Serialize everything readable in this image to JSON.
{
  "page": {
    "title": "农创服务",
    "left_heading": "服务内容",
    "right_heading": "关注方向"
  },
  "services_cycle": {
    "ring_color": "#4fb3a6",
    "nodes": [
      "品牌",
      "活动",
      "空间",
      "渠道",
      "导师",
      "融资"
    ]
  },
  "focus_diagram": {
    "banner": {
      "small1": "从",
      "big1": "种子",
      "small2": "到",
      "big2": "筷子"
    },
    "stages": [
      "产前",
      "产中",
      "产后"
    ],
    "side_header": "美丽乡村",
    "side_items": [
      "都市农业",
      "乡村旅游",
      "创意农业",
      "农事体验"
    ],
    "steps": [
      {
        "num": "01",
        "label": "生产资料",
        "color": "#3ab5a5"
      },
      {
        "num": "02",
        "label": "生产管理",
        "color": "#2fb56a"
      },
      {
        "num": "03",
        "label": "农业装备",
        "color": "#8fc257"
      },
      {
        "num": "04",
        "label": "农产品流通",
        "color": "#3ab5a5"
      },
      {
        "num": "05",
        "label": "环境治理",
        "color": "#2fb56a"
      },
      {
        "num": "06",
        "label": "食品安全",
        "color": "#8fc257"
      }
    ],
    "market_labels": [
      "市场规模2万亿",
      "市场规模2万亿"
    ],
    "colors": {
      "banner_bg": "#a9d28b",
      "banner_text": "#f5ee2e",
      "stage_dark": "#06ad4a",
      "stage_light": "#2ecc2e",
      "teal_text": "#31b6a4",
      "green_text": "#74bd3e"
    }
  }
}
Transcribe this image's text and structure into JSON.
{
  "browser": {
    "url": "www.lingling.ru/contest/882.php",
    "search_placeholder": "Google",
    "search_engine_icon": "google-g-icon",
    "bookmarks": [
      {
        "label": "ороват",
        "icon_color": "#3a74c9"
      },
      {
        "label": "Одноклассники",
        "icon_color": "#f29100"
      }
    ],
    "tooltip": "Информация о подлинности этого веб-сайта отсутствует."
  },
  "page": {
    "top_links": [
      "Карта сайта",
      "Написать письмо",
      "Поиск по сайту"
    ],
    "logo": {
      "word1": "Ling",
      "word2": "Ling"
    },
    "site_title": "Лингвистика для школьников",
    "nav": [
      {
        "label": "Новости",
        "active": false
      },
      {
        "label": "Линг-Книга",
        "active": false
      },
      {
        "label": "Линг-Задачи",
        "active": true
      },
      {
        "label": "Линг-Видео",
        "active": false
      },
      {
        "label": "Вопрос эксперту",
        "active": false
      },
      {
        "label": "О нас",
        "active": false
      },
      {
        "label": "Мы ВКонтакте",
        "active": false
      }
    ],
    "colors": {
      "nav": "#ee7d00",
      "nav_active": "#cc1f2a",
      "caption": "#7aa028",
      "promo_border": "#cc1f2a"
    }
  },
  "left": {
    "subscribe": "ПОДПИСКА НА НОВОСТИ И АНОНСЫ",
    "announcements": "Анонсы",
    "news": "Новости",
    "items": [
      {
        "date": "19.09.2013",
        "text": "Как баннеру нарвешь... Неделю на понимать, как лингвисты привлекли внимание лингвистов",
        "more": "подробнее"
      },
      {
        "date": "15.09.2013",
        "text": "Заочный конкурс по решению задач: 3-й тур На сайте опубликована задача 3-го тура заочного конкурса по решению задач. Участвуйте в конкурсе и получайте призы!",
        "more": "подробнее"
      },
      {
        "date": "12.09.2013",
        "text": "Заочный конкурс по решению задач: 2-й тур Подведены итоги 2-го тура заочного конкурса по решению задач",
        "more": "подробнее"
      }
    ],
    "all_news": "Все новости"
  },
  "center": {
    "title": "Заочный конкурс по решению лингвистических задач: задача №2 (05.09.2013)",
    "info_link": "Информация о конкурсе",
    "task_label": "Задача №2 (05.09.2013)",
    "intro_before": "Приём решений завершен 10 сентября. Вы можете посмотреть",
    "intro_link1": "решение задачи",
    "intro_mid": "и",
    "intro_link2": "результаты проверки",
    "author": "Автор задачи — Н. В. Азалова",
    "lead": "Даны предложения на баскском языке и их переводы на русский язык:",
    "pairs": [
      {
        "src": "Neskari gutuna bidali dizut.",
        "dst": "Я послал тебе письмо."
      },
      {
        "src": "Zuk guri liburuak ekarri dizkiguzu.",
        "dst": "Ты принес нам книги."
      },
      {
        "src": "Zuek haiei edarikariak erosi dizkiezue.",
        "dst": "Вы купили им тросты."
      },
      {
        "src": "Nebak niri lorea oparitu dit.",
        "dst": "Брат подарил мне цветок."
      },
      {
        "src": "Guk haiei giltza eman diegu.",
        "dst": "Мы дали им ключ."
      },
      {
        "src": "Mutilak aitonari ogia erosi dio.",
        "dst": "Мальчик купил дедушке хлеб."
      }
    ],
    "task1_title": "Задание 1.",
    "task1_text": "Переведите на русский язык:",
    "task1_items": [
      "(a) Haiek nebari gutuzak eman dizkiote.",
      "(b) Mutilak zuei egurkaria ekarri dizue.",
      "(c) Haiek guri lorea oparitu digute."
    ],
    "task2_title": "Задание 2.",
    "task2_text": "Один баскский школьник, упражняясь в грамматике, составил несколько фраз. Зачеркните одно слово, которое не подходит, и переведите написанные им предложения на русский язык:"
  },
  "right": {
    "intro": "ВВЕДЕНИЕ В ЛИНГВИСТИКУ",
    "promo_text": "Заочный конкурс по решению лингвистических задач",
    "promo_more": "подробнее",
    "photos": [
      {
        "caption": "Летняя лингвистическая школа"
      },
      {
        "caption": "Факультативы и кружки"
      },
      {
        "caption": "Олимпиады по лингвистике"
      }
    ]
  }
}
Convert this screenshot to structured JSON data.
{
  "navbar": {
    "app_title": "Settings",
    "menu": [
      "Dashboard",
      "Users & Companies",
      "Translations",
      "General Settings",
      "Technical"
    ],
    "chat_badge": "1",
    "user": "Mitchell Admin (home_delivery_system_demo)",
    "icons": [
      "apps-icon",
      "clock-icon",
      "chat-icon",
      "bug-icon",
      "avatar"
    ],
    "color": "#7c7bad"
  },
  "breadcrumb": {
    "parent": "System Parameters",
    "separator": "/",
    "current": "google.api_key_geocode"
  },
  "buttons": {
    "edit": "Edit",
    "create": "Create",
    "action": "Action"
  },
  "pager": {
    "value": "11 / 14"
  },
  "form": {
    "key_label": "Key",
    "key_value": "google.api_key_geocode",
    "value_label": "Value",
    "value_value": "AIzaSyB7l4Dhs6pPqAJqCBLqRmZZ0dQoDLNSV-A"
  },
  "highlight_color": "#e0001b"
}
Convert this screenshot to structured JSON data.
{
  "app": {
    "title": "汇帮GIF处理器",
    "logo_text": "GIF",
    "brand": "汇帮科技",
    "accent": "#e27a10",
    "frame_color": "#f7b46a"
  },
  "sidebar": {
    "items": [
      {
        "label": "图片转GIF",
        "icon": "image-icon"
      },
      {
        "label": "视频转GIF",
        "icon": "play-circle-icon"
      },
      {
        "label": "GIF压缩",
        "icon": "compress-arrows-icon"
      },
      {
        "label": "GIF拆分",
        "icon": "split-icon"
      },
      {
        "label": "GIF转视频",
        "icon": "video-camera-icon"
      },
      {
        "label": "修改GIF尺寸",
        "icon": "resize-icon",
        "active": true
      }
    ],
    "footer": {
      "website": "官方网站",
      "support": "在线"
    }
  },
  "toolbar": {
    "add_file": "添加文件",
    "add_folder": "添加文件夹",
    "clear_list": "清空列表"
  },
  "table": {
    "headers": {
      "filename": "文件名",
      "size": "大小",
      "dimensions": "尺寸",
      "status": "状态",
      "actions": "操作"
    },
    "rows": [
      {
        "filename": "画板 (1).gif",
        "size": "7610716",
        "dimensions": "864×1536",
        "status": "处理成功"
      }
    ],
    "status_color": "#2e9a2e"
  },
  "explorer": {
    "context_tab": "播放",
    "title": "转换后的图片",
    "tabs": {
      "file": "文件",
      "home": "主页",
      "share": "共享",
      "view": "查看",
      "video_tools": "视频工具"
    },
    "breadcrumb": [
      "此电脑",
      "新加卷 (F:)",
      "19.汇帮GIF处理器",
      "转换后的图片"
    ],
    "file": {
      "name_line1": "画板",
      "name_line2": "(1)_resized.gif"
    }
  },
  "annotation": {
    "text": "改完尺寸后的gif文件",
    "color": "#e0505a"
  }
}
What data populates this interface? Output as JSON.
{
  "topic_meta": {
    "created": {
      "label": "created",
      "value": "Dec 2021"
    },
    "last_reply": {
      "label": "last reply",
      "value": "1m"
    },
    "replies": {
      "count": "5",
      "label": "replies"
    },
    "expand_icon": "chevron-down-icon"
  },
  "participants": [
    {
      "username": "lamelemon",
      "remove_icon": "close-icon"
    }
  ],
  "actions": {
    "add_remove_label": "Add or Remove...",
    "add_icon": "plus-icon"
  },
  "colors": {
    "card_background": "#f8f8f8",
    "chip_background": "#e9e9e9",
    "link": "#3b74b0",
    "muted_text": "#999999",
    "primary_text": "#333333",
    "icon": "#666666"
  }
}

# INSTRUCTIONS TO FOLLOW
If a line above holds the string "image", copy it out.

# TASK ANSWER
Serialize everything readable in this image to JSON.
Transcribe this image's text and structure into JSON.
        "icon": "image-icon"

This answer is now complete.